If you are using either ext3 or ext4 for your file system you will need to include the options "user_xattr" and "acl" in your /etc/fstab. For example:

/dev/hda3               /home                   ext3    user_xattr,acl     1 1

Simply change ext3 to ext4 if you are using it. Normally you will want to just modify the existing line to add those options. Please be use caution when modifying your fstab as it can lead to an un-bootable system if the wrong thing is modified.

You also need to compile your kernel with the XATTR and SECURITY options for your filesystem. For ext3 that means you need:

  CONFIG_EXT3_FS_XATTR=y
  CONFIG_EXT3_FS_SECURITY=y

If you are running a Linux 2.6 kernel with CONFIG_IKCONFIG_PROC defined you can check this with the following command:

  $ zgrep CONFIG_EXT3_FS /proc/config.gz

File Systems without xattr support

If you don't have a filesystem with xattr support, then you can simulate it by adding the following line to your smb.conf:

  posix:eadb = /usr/local/samba/eadb.tdb

that will place all extra file attributes (NT ACLs, DOS EAs, streams etc), in that tdb.
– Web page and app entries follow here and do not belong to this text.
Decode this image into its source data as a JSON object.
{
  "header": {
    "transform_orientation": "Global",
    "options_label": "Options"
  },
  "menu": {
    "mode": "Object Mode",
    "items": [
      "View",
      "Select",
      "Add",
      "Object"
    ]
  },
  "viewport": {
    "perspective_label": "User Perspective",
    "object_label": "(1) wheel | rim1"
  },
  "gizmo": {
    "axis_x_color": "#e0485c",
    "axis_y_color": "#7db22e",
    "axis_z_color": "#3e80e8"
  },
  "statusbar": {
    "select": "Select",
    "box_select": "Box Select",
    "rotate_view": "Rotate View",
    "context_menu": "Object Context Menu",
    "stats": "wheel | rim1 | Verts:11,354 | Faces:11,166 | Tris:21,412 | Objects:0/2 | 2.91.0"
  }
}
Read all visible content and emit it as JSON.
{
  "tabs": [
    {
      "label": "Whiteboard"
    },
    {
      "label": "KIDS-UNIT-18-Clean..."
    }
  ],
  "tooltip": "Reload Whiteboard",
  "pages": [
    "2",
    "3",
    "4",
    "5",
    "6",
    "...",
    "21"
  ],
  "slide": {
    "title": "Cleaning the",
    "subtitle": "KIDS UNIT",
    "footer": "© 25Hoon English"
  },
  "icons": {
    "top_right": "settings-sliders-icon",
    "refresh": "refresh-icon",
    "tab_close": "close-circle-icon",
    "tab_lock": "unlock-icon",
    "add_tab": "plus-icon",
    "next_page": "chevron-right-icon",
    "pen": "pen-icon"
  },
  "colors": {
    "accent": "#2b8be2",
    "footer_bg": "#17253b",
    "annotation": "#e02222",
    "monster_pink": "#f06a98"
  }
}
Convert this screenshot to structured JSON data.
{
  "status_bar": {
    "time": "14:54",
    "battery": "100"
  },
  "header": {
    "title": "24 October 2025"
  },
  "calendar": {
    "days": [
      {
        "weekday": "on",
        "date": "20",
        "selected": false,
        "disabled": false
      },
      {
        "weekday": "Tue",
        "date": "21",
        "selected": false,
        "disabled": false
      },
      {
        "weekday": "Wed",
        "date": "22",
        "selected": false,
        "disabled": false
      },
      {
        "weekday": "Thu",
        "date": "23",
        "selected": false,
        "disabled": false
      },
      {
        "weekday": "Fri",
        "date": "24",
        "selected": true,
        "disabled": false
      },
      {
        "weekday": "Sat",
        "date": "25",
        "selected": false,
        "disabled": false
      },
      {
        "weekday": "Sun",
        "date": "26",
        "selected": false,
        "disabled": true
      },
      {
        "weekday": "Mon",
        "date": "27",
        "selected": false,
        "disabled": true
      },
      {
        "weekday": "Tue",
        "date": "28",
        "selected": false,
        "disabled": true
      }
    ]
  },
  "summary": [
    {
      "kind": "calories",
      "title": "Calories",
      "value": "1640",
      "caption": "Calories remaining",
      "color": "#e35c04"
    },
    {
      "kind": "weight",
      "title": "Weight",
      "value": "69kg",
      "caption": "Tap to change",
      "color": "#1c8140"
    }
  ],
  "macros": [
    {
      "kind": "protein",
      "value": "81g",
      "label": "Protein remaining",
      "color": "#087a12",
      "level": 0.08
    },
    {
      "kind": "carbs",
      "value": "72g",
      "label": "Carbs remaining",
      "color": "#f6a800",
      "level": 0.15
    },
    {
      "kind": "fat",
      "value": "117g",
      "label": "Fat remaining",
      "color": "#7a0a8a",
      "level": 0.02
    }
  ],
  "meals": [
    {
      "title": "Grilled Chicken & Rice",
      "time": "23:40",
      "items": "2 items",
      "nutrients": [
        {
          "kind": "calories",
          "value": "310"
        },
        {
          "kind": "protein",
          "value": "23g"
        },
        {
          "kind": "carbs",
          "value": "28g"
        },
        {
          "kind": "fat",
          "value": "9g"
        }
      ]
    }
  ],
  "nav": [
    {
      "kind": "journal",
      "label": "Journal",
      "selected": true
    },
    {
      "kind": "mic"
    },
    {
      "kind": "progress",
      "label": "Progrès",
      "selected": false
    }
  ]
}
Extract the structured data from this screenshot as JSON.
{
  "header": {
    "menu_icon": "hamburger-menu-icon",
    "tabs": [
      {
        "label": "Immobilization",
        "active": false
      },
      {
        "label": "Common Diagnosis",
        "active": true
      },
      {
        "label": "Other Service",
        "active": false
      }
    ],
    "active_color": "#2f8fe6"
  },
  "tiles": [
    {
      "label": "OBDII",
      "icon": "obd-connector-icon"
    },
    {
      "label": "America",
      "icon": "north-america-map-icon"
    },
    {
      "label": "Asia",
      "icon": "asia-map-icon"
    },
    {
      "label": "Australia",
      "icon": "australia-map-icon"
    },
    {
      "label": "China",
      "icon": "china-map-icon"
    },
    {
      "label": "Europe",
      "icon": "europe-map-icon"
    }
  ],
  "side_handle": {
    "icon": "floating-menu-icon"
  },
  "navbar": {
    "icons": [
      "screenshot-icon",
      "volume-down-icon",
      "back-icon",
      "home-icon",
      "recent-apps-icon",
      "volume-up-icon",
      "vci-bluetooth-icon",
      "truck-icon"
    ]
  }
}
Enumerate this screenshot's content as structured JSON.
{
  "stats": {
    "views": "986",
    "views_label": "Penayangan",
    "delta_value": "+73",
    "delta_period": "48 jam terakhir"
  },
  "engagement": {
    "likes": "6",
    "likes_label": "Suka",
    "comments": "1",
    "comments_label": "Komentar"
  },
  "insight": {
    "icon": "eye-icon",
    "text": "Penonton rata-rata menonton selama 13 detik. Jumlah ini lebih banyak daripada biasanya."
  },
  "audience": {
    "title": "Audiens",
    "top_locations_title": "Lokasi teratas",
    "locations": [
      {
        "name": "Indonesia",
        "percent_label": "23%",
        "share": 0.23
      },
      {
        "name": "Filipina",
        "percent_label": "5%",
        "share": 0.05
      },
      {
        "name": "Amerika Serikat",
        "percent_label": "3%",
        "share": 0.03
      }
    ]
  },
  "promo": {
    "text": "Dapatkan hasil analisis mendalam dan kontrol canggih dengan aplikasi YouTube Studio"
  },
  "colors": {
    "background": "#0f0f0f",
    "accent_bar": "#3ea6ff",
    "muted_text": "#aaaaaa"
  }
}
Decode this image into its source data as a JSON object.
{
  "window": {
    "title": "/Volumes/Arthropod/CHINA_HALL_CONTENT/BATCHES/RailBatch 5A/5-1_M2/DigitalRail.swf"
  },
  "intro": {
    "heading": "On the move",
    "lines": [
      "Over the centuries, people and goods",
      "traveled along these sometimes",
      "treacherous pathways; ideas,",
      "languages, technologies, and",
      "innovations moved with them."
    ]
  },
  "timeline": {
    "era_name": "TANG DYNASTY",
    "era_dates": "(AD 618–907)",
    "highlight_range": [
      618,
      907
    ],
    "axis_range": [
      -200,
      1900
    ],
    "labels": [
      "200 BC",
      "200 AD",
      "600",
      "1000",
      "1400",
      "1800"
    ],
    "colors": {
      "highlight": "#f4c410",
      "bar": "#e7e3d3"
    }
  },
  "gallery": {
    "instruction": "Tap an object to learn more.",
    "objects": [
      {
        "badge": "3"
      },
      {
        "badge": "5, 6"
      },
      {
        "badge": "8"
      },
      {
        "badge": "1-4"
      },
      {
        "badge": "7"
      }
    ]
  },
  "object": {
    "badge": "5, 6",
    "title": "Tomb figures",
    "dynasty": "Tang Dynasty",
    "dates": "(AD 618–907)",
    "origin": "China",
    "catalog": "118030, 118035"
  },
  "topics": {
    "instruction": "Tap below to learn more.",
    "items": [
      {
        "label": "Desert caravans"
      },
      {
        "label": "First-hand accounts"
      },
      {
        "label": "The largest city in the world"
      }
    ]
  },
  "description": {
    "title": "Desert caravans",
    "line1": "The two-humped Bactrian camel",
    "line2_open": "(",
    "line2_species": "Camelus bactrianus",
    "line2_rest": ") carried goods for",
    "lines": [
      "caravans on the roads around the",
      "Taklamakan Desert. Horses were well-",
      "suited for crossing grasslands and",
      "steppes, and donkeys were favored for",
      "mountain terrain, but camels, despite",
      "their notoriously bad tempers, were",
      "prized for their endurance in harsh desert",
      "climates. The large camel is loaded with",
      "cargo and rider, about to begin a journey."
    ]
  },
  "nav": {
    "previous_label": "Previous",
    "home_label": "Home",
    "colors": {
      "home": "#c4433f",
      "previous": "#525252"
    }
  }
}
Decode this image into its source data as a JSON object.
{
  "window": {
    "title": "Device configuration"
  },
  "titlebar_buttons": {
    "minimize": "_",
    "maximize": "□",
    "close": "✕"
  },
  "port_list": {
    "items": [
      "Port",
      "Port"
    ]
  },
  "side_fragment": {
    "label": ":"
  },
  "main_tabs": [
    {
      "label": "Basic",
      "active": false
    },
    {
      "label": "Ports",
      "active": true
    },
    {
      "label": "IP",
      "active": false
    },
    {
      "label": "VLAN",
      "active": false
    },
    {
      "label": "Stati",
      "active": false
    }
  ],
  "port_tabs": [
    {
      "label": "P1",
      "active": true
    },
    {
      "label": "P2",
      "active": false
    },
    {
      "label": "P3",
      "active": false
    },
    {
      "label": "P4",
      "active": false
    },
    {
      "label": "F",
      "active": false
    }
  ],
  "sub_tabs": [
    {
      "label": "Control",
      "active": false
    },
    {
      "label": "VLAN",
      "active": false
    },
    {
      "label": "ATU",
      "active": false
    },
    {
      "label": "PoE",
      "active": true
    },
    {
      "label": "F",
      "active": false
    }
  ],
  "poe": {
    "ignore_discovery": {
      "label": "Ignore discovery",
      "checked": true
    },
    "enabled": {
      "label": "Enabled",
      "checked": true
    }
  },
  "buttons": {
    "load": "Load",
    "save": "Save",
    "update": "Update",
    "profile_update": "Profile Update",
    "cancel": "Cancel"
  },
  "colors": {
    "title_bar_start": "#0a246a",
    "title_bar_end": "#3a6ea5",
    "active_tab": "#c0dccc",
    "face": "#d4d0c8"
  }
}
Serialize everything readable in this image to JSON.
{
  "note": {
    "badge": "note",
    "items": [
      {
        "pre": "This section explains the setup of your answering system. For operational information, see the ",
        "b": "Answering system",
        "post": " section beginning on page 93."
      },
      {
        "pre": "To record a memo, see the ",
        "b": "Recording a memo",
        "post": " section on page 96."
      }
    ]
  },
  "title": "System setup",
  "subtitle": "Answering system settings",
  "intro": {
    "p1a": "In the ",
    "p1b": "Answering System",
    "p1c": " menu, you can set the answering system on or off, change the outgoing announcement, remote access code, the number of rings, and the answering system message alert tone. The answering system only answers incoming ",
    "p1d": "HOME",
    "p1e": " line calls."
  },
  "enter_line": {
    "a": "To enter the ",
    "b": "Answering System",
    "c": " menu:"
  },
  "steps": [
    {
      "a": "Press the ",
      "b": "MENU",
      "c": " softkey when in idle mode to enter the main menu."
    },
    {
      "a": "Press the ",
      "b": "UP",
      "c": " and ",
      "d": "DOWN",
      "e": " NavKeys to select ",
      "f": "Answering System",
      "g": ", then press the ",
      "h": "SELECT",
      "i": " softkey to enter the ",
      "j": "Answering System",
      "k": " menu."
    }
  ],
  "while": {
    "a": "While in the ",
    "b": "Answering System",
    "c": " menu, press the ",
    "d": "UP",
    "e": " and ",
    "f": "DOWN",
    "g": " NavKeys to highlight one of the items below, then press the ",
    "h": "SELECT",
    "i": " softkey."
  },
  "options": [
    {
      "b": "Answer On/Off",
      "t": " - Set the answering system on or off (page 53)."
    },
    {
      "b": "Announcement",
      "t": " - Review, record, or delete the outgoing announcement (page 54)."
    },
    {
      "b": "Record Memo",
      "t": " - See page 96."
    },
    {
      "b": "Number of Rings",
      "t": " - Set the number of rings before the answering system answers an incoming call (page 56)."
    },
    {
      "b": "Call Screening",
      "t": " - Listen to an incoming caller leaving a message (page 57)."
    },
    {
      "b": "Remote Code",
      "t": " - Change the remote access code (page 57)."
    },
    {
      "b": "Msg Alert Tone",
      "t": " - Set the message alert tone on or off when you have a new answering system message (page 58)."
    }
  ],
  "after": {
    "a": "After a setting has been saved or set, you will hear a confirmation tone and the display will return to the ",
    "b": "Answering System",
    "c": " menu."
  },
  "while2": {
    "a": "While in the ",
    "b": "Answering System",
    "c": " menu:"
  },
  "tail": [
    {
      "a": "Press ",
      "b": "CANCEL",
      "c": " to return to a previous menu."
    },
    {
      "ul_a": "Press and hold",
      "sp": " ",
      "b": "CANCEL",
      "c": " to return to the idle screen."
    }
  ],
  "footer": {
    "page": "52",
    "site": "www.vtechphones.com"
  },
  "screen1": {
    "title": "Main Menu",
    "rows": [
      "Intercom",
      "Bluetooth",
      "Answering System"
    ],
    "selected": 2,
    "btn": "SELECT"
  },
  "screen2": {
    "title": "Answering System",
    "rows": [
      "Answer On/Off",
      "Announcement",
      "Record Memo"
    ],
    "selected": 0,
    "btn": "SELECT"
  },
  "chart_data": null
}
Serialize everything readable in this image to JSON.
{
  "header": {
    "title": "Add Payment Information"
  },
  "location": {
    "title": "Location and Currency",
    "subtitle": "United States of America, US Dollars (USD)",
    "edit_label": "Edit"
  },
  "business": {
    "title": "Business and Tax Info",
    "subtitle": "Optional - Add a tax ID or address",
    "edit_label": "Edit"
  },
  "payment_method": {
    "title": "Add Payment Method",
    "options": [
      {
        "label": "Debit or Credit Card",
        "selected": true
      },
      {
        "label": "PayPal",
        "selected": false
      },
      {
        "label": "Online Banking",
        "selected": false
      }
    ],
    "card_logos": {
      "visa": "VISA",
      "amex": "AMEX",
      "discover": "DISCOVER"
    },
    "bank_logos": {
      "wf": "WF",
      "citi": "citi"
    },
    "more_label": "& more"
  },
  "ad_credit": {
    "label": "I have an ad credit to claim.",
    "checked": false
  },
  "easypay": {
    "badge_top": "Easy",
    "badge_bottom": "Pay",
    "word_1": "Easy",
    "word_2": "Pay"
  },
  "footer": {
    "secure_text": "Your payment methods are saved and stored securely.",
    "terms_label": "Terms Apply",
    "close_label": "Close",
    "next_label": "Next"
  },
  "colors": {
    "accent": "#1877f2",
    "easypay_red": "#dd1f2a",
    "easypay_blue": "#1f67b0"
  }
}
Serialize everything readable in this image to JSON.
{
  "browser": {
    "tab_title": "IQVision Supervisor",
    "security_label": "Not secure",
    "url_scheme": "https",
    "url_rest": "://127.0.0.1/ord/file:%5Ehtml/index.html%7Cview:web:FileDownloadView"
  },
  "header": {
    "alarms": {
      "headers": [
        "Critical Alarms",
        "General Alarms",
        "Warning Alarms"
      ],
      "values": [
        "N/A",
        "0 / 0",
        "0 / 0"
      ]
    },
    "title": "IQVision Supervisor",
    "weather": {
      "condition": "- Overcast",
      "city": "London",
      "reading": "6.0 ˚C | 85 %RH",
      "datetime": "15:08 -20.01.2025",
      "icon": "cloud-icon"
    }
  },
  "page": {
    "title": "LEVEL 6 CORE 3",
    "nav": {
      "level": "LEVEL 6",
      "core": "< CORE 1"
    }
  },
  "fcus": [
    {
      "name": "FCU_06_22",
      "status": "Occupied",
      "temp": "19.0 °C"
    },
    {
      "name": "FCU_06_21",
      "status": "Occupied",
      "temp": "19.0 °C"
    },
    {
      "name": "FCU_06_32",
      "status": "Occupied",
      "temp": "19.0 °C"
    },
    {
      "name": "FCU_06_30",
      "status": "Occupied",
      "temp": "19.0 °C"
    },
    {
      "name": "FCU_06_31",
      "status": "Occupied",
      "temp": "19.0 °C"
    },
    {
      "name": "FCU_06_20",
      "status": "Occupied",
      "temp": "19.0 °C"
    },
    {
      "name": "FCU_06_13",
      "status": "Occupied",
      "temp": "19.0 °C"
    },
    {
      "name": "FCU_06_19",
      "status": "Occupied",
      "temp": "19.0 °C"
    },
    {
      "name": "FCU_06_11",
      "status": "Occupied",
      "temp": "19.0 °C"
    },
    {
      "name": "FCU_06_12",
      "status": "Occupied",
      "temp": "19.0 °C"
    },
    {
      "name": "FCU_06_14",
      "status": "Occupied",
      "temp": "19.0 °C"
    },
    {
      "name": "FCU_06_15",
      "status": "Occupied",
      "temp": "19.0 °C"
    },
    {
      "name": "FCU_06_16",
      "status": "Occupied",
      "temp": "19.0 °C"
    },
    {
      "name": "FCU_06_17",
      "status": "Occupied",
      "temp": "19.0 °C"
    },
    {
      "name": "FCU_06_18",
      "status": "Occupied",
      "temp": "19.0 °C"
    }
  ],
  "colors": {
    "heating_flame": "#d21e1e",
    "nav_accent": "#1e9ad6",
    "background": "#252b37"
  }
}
It is not efficient, and doesn't scale well, but at least it gives you a choice when you don't have a modern filesystem.

Testing your filesystem

To test your filesystem support, install the 'attr' package and run the following 4 commands as root:

 # touch test.txt
 # setfattr -n user.test -v test test.txt
 # setfattr -n security.test -v test2 test.txt
 # getfattr -d test.txt
 # getfattr -n security.test -d test.txt

You should see output like this:

 # file: test.txt
 user.test="test"
 # file: test.txt
 security.test="test2"

If you get any "Operation not supported" errors then it means your kernel is not configured correctly, or your filesystem is not mounted with the right options.

If you get any "Operation not permitted" errors then it probably means you didn't try the test as root.

If you are using the posix:eadb option then you don't need to test your filesystem in this manner.